|Commenced in January 2007||Frequency: Monthly||Edition: International||Paper Count: 4|
The article discusses multimodal mobility in contemporary societies as a main planning and organization issue in the functioning of administrative bodies, a problem which really exists in the space of contemporary cities in terms of shaping modern transport systems. The article presents classification of available resources and initiatives undertaken for developing multimodal mobility. Solutions can be divided into three groups of measures – physical measures in the form of changes of the transport network infrastructure, organizational ones (including transport policy) and information measures. The latter ones include in particular direct support for people travelling in the transport network by providing information about ways of using available means of transport. A special measure contributing to this end is a trip planner. The article compares several selected planners. It includes a short description of the Green Travelling Project, which aims at developing a planner supporting environmentally friendly solutions in terms of transport network operation. The article summarizes preliminary findings of the project.

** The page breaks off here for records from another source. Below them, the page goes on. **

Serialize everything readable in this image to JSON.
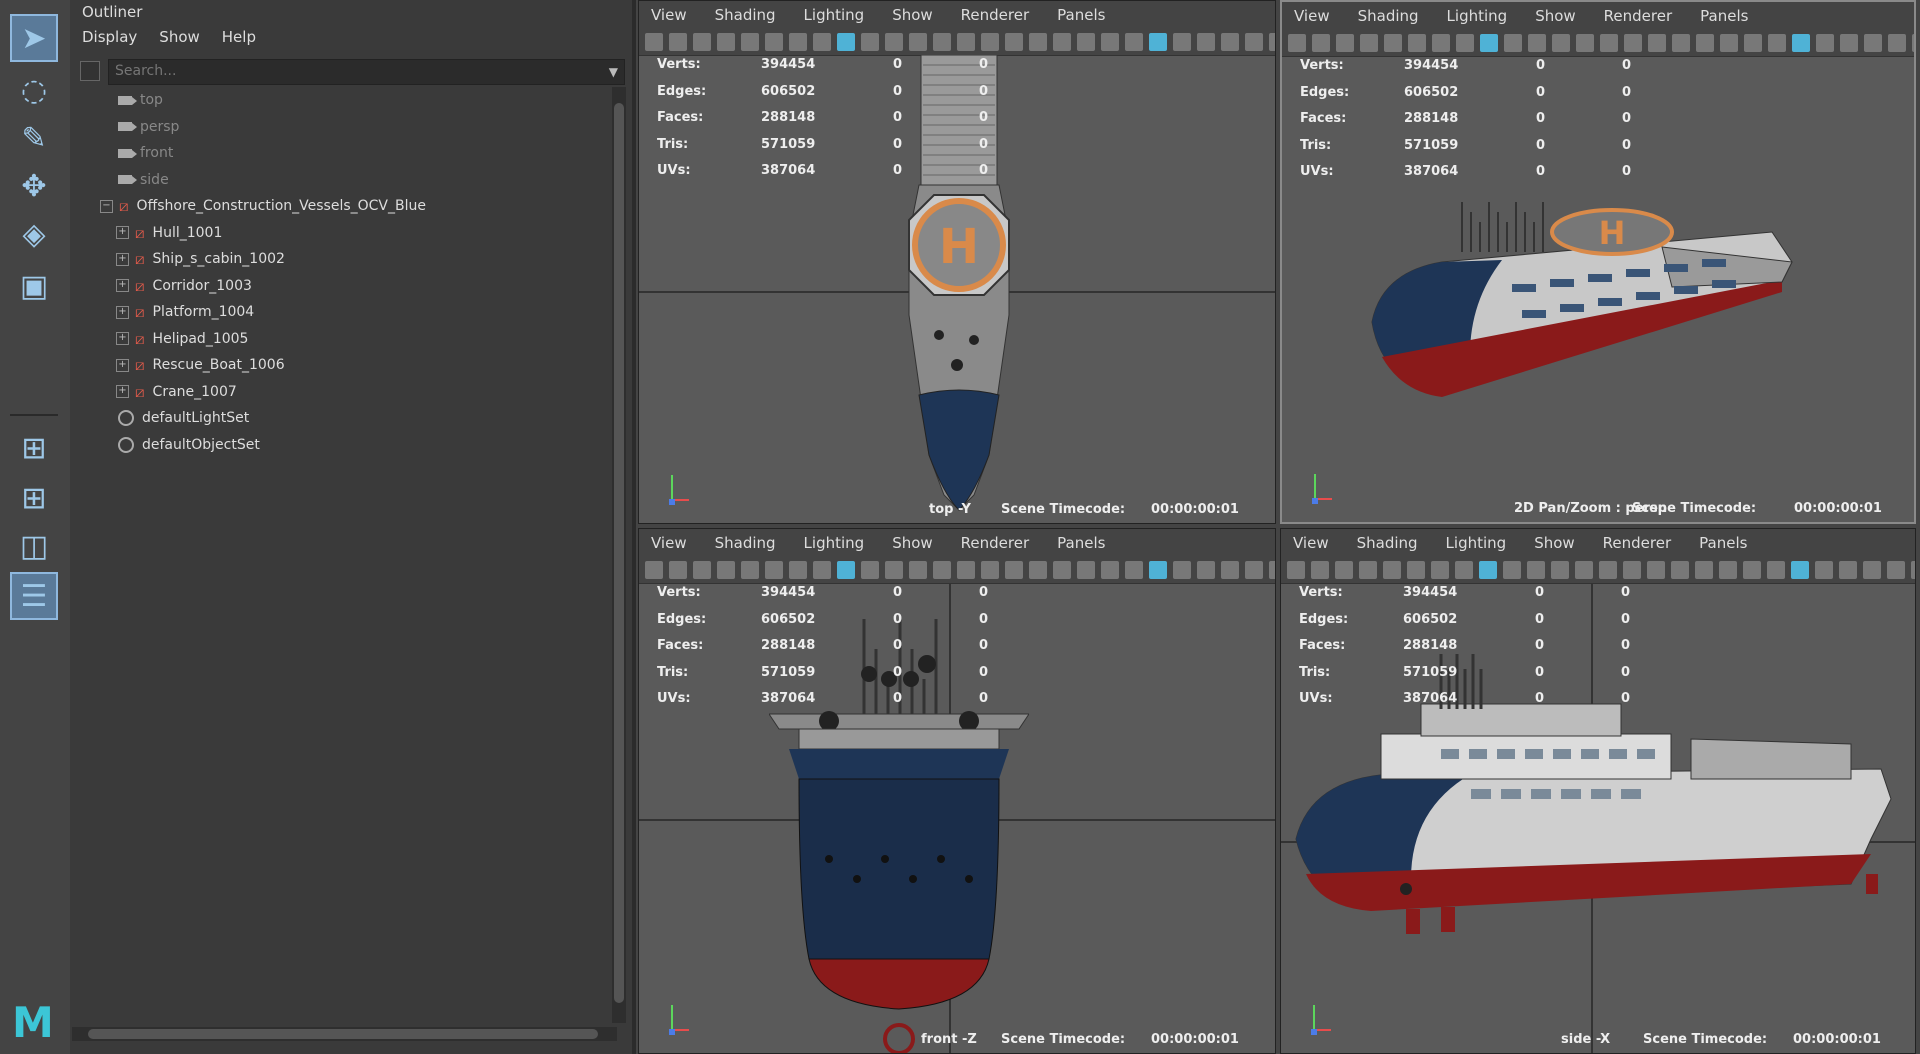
{
  "toolbox": {
    "tools": [
      "select-tool-icon",
      "lasso-tool-icon",
      "paint-select-tool-icon",
      "move-tool-icon",
      "rotate-tool-icon",
      "scale-tool-icon"
    ],
    "layouts": [
      "single-view-layout-icon",
      "four-view-layout-icon",
      "two-view-layout-icon",
      "outliner-layout-icon"
    ]
  },
  "outliner": {
    "title": "Outliner",
    "menu": [
      "Display",
      "Show",
      "Help"
    ],
    "search_placeholder": "Search...",
    "cameras": [
      "top",
      "persp",
      "front",
      "side"
    ],
    "group": {
      "name": "Offshore_Construction_Vessels_OCV_Blue",
      "children": [
        "Hull_1001",
        "Ship_s_cabin_1002",
        "Corridor_1003",
        "Platform_1004",
        "Helipad_1005",
        "Rescue_Boat_1006",
        "Crane_1007"
      ]
    },
    "sets": [
      "defaultLightSet",
      "defaultObjectSet"
    ]
  },
  "viewport_menu": [
    "View",
    "Shading",
    "Lighting",
    "Show",
    "Renderer",
    "Panels"
  ],
  "stats": {
    "labels": [
      "Verts:",
      "Edges:",
      "Faces:",
      "Tris:",
      "UVs:"
    ],
    "values": [
      "394454",
      "606502",
      "288148",
      "571059",
      "387064"
    ],
    "sel": [
      "0",
      "0",
      "0",
      "0",
      "0"
    ],
    "extra": [
      "0",
      "0",
      "0",
      "0",
      "0"
    ]
  },
  "viewports": {
    "top": {
      "label": "top -Y",
      "timecode_label": "Scene Timecode:",
      "timecode": "00:00:00:01"
    },
    "persp": {
      "label": "2D Pan/Zoom : persp",
      "timecode_label": "Scene Timecode:",
      "timecode": "00:00:00:01"
    },
    "front": {
      "label": "front -Z",
      "timecode_label": "Scene Timecode:",
      "timecode": "00:00:00:01"
    },
    "side": {
      "label": "side -X",
      "timecode_label": "Scene Timecode:",
      "timecode": "00:00:00:01"
    }
  },
  "helipad_letter": "H",
  "colors": {
    "hull_blue": "#1e3556",
    "hull_red": "#8a1a1a",
    "helipad_orange": "#d98a4a",
    "accent": "#4fb2d6"
  }
}
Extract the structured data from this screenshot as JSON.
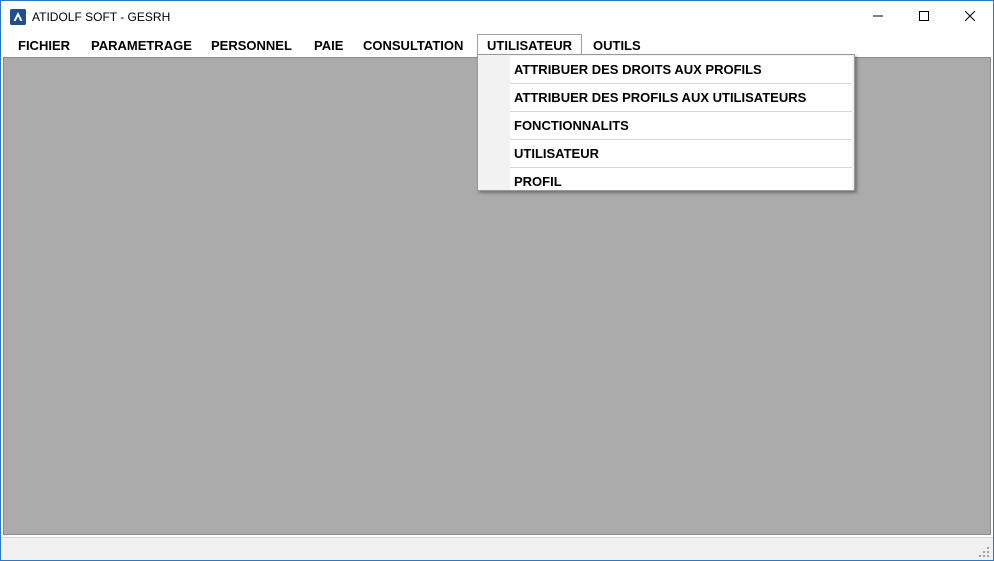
{
  "window": {
    "title": "ATIDOLF SOFT - GESRH",
    "controls": [
      "minimize-icon",
      "maximize-icon",
      "close-icon"
    ]
  },
  "menubar": {
    "items": [
      {
        "label": "FICHIER"
      },
      {
        "label": "PARAMETRAGE"
      },
      {
        "label": "PERSONNEL"
      },
      {
        "label": "PAIE"
      },
      {
        "label": "CONSULTATION"
      },
      {
        "label": "UTILISATEUR",
        "active": true
      },
      {
        "label": "OUTILS"
      }
    ]
  },
  "dropdown": {
    "items": [
      {
        "label": "ATTRIBUER DES DROITS AUX PROFILS"
      },
      {
        "label": "ATTRIBUER DES PROFILS AUX UTILISATEURS"
      },
      {
        "label": "FONCTIONNALITS"
      },
      {
        "label": "UTILISATEUR"
      },
      {
        "label": "PROFIL"
      }
    ]
  },
  "colors": {
    "client_background": "#ababab",
    "titlebar": "#ffffff",
    "window_border": "#2b78c6"
  }
}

Climate change is one of the greatest environmental, economic, and social challenges of our time. Urban transportation has had a major negative impact on our environment—most of our air pollution comes from transport. This paper explores ways to move toward a more sustainable transport system by focusing on creating a more efficient and livable city and improving the environmental efficiency of transport activity. The analytical study covers some international examples of applying sustainable transportation and uses them to suggest a frame work to develop the transportation system in Egypt to be sustainable and more intelligent.
There is a renewed interest in land use transport integration as a means of achieving sustainable accessibility. Such accessibility requires designing more than simply the transport network; it also requires attention to place (built form). Transitoriented development would appear to capture many of the criteria deemed important in land use transport integration. In Perth, Australia, there have been planning policies for the past 20 years requiring transit-oriented development around railway stations throughout the metropolitan area. While the policy intent, particularly at the State level, is clear the implementation of policy has been fairly ineffective. The first part of this paper provides an examination of state and local government planning and transport policies, evaluating them using a set of land use transport integration criteria considered all encompassing. This provides some insight into the extent of state and local government capacity to deliver land use transport integration. The second part of this paper examines the extent of implementation by examining existing and proposed land use around station precincts throughout metropolitan Perth. The findings of this research suggest that the capacity of state and local government to deliver land use transport integration is reasonable in a planning policy sense. Implementation, despite long policy lead times, has been lacking. It appears to be more effective where local planning controls have been suspended with new redevelopment authorities given powers to develop land around railway stations.